====== Data to examine

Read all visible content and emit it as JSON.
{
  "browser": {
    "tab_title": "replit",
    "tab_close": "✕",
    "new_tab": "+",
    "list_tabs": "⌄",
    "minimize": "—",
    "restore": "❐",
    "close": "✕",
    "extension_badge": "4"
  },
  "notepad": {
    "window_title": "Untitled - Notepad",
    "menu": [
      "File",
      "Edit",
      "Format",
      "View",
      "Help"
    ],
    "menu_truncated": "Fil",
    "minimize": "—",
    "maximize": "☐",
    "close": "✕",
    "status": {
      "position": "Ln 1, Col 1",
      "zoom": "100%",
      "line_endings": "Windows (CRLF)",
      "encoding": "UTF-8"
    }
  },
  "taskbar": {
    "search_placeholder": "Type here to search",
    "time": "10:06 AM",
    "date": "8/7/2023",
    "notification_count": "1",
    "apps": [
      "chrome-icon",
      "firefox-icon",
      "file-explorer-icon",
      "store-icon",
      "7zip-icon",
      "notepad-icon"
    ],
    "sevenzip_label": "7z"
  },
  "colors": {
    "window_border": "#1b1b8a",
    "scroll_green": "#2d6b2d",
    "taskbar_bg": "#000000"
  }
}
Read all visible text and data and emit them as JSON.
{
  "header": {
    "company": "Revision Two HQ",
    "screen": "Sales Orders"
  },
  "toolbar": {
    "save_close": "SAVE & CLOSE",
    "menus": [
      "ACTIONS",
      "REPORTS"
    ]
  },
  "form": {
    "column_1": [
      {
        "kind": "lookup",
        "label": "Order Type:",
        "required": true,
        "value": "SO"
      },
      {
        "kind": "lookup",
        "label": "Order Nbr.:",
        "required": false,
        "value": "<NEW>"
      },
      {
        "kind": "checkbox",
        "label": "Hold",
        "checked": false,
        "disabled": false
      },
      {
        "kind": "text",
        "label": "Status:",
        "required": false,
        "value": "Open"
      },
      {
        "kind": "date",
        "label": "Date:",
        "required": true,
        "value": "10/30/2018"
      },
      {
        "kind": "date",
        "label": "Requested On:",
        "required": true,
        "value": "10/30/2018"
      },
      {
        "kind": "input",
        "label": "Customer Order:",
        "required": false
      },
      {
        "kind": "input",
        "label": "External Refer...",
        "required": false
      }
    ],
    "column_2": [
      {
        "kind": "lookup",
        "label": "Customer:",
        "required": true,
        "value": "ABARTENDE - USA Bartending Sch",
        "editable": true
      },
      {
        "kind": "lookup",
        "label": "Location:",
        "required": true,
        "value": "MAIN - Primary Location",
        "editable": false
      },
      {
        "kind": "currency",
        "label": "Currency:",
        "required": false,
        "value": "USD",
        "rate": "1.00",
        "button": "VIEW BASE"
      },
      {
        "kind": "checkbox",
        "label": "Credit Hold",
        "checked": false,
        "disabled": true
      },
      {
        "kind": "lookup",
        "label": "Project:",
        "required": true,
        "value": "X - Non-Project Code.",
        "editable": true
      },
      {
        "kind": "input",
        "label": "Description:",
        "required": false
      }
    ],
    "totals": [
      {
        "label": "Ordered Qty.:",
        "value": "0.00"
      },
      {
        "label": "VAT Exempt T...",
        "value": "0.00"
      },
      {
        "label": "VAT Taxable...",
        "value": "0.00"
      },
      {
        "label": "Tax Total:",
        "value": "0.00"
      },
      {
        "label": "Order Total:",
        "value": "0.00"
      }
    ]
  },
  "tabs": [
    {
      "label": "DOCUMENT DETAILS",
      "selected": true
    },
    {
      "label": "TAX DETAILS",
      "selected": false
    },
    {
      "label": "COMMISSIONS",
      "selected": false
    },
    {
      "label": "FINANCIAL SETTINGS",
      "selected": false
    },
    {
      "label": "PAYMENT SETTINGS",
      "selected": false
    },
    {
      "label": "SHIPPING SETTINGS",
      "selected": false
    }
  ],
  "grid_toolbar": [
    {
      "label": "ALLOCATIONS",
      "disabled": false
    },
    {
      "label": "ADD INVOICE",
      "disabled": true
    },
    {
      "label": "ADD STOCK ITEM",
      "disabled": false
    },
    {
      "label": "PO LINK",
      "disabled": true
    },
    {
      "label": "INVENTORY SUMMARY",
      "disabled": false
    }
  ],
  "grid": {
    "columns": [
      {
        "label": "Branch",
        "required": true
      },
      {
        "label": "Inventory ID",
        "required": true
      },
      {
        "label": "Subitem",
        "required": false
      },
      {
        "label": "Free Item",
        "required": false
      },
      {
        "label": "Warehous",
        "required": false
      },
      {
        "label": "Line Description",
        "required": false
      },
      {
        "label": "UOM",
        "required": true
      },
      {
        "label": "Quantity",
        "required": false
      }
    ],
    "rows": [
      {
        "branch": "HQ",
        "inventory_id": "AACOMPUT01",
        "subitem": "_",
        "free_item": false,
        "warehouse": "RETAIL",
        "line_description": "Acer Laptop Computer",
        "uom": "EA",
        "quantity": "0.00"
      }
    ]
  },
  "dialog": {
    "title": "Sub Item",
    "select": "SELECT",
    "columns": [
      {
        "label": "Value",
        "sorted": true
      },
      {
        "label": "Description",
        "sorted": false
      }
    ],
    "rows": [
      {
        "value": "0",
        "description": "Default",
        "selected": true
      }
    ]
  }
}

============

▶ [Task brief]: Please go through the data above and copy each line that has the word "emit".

▶ [Response box]:
Read all visible content and emit it as JSON.
Read all visible text and data and emit them as JSON.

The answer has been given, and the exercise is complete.